Stored data:
##############################

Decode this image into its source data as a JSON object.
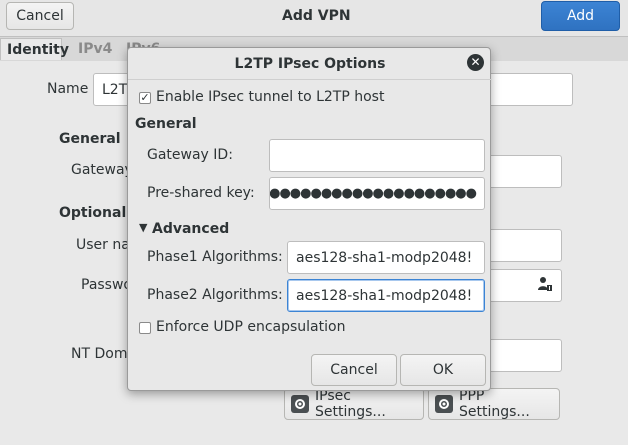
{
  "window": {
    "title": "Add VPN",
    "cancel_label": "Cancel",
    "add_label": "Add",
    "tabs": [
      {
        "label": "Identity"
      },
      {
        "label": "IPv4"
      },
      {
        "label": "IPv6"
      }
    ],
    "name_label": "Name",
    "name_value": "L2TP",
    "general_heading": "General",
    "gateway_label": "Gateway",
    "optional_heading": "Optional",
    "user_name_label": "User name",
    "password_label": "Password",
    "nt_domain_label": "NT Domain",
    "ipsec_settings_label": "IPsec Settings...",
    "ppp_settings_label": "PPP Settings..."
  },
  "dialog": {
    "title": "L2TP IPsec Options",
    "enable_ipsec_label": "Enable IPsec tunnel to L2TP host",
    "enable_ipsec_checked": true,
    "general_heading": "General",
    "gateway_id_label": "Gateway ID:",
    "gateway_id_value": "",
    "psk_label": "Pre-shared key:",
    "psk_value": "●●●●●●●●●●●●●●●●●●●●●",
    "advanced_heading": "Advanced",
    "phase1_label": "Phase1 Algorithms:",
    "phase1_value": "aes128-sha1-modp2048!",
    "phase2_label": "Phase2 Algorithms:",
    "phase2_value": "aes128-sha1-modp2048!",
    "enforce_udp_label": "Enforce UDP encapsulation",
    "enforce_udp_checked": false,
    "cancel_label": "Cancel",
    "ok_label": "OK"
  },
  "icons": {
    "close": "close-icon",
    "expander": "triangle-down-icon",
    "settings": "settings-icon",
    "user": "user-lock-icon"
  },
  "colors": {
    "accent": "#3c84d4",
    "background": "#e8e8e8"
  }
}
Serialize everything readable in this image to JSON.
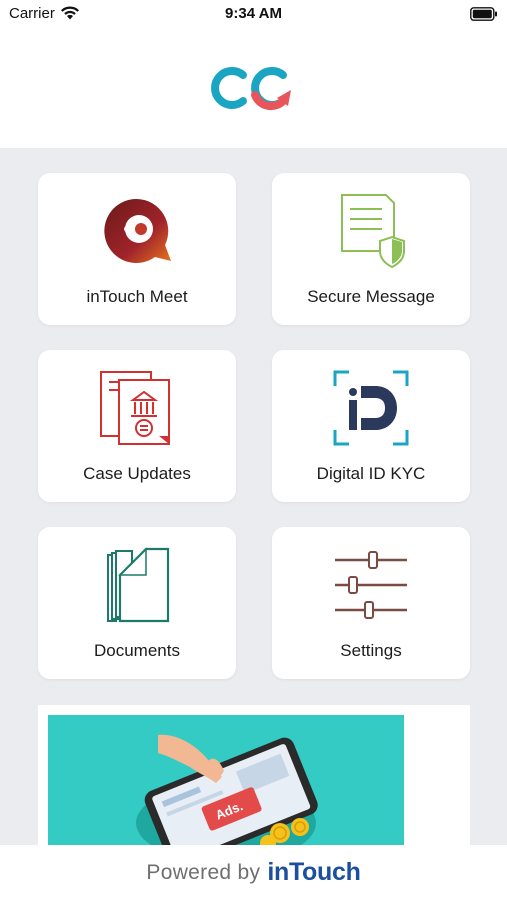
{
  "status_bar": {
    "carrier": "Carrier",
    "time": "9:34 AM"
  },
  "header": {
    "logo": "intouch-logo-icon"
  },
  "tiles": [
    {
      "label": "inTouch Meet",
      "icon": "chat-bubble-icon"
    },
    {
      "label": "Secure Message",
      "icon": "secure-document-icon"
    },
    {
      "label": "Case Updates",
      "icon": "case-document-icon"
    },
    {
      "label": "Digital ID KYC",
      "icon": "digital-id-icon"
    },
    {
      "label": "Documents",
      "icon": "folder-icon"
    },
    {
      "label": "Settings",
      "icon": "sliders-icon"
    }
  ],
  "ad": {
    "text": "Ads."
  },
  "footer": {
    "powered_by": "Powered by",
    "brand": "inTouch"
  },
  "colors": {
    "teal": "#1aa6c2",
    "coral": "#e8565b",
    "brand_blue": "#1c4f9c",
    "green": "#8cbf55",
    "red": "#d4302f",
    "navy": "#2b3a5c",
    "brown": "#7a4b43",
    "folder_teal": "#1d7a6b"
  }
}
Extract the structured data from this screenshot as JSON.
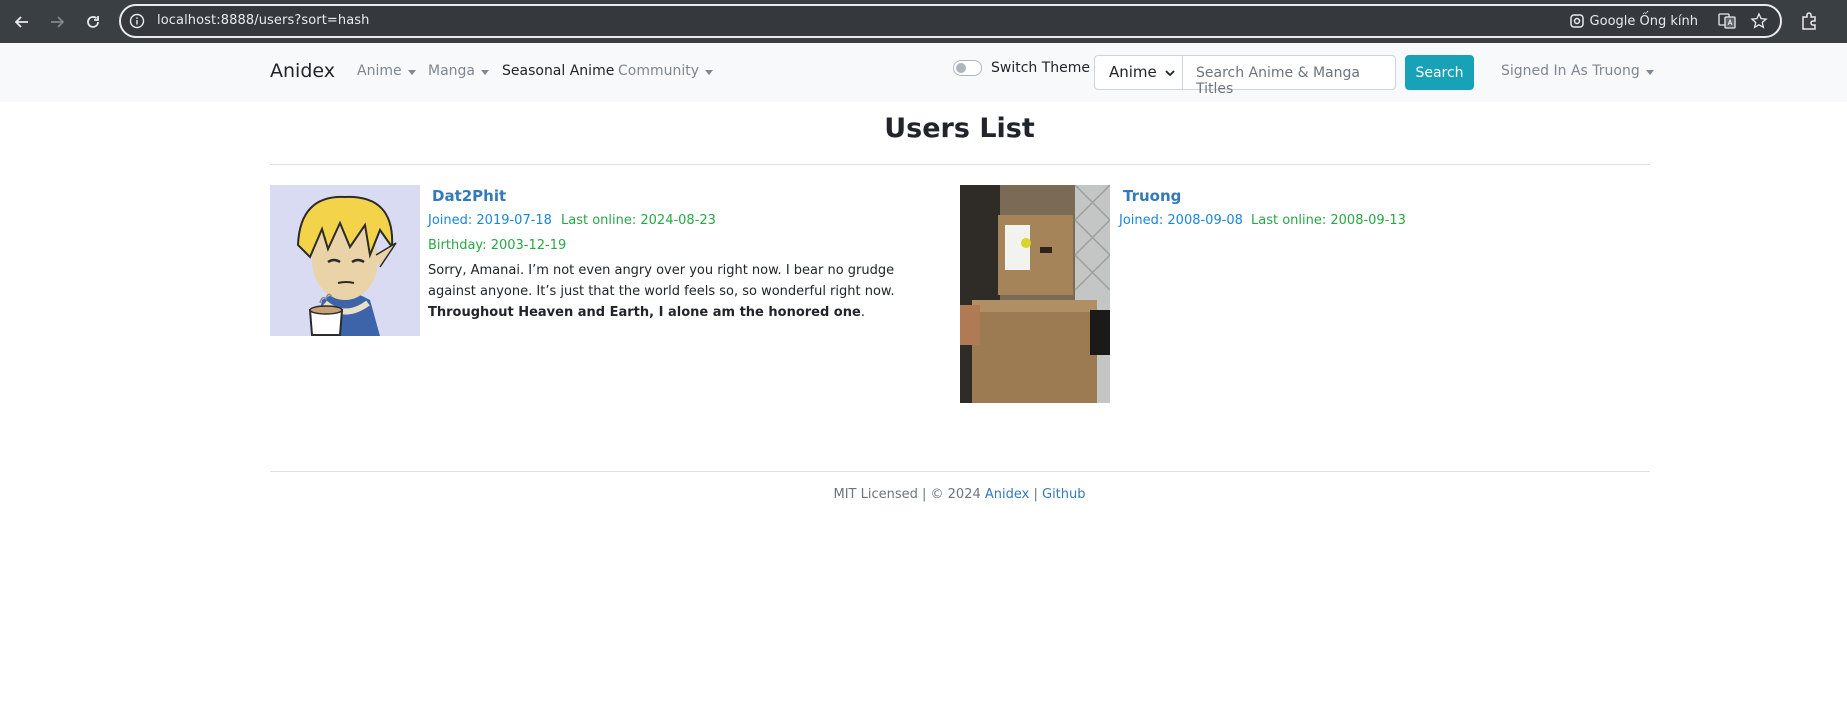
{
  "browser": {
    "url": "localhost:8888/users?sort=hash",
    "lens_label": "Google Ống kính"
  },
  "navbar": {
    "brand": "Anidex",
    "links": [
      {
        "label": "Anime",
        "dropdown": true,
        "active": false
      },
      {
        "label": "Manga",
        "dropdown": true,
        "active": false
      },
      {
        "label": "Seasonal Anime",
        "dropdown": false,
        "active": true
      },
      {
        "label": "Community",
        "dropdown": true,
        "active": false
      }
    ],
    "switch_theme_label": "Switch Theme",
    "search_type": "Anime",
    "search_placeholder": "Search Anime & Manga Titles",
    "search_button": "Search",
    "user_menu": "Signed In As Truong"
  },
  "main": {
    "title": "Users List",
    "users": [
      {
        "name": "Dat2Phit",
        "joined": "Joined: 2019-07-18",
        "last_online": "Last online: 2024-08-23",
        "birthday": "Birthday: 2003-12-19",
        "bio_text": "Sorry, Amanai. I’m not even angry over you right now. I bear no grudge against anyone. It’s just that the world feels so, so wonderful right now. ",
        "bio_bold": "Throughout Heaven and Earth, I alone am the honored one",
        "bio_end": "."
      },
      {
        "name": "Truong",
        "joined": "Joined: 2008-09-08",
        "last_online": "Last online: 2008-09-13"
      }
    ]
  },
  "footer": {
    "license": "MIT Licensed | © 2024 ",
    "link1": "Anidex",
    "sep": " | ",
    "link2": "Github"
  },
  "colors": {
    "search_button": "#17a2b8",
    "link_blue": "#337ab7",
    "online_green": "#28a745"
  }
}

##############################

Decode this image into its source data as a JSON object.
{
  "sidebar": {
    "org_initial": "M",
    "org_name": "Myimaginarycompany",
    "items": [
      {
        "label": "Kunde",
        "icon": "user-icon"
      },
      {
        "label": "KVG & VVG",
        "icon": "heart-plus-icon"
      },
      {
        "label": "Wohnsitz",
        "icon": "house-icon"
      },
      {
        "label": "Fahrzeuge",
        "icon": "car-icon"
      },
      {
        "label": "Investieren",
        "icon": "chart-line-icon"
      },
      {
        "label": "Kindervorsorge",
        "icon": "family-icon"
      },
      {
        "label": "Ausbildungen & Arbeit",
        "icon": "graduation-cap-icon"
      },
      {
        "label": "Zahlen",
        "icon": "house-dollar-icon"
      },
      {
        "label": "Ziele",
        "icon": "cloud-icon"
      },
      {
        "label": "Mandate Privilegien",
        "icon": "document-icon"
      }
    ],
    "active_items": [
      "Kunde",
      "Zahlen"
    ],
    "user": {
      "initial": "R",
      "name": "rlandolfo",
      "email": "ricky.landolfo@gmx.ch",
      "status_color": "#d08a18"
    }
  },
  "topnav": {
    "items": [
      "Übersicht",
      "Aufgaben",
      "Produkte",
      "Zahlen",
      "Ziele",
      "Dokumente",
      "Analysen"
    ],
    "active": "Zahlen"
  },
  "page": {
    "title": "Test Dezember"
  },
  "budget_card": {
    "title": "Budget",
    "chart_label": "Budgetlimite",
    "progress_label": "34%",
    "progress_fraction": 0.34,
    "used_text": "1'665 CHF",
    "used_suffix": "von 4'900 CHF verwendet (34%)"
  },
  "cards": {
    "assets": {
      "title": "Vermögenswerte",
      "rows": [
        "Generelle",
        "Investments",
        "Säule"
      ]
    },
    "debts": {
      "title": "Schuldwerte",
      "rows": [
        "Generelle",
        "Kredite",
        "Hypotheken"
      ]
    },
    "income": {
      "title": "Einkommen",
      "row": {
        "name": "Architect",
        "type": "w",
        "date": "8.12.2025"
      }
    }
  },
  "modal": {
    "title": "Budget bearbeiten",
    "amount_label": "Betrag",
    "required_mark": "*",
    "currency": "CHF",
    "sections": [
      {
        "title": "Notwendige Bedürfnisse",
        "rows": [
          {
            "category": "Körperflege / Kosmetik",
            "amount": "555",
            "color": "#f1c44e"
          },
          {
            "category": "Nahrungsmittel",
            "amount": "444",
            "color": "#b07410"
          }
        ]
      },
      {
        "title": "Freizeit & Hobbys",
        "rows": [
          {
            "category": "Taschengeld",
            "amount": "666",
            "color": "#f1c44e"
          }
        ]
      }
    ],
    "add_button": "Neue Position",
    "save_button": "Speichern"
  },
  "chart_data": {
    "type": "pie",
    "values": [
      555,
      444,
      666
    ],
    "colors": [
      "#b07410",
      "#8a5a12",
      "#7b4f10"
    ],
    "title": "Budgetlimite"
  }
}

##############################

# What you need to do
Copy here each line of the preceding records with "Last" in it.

# Solution to the exercise
        "last_online": "Last online: 2024-08-23",
        "last_online": "Last online: 2008-09-13"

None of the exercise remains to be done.